YOUR INSTRUCTIONS » The answer should be one number, the count of lines in the data with "Curves".

Stored records:
^^^^^^^^
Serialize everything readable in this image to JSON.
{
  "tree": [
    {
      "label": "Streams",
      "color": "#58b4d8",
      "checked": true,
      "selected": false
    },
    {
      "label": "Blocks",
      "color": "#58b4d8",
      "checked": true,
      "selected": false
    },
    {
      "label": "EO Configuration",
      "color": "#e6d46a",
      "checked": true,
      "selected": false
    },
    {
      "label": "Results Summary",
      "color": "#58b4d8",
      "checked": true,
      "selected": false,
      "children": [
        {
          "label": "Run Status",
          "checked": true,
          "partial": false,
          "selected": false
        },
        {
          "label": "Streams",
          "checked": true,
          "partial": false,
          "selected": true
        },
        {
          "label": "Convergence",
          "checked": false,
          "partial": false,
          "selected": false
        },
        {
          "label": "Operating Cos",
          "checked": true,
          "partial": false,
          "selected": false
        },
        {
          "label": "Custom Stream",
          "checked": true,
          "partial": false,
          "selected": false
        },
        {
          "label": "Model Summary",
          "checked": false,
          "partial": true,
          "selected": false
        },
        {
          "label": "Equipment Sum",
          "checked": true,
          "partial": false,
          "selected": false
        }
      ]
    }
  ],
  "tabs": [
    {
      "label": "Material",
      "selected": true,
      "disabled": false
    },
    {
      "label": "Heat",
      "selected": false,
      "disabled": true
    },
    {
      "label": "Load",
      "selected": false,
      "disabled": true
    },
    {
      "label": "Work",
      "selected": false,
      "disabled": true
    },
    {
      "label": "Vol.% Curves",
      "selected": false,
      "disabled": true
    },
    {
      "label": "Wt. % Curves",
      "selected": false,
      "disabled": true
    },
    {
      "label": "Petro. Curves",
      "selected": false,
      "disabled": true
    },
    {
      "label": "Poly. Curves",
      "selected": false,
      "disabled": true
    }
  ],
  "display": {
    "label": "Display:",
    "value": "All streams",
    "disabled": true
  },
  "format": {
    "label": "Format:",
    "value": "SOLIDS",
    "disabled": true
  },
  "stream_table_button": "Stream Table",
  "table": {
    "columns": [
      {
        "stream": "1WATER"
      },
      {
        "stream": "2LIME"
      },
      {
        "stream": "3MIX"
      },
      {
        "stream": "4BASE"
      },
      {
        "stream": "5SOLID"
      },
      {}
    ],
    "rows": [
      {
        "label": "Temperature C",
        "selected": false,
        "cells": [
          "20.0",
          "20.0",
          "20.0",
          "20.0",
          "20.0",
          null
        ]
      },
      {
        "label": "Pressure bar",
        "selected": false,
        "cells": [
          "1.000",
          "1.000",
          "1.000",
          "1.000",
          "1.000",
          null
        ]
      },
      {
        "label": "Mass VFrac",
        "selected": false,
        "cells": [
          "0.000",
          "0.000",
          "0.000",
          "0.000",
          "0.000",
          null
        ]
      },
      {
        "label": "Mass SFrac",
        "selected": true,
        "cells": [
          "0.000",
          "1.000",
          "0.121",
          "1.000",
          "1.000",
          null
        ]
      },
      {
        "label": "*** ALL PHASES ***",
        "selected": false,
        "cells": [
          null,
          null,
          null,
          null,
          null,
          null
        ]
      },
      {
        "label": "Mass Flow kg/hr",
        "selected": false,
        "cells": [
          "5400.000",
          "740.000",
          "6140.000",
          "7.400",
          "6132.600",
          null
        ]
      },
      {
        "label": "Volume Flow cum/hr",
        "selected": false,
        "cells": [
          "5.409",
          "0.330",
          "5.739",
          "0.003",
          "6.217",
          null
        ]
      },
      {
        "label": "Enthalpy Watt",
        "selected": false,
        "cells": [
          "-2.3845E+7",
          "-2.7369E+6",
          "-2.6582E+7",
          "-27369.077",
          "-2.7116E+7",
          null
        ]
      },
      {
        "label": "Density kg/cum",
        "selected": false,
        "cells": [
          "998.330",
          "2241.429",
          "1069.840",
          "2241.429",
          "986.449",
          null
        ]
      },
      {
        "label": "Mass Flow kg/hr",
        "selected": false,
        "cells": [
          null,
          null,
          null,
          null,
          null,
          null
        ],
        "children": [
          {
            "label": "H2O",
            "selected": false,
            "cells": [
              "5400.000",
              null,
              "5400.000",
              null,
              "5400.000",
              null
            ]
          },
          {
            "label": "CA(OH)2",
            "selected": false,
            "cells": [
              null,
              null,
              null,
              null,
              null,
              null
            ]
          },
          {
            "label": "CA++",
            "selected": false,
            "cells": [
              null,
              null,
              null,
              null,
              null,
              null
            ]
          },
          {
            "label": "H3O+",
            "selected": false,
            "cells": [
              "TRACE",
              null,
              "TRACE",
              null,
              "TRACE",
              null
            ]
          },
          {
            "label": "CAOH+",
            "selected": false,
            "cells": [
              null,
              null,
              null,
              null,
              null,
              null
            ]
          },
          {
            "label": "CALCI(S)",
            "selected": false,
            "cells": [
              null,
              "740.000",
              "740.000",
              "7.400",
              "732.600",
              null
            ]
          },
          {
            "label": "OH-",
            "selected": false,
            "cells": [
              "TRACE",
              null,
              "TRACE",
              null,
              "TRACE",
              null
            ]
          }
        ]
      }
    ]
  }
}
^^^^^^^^
TASK ANSWER » 4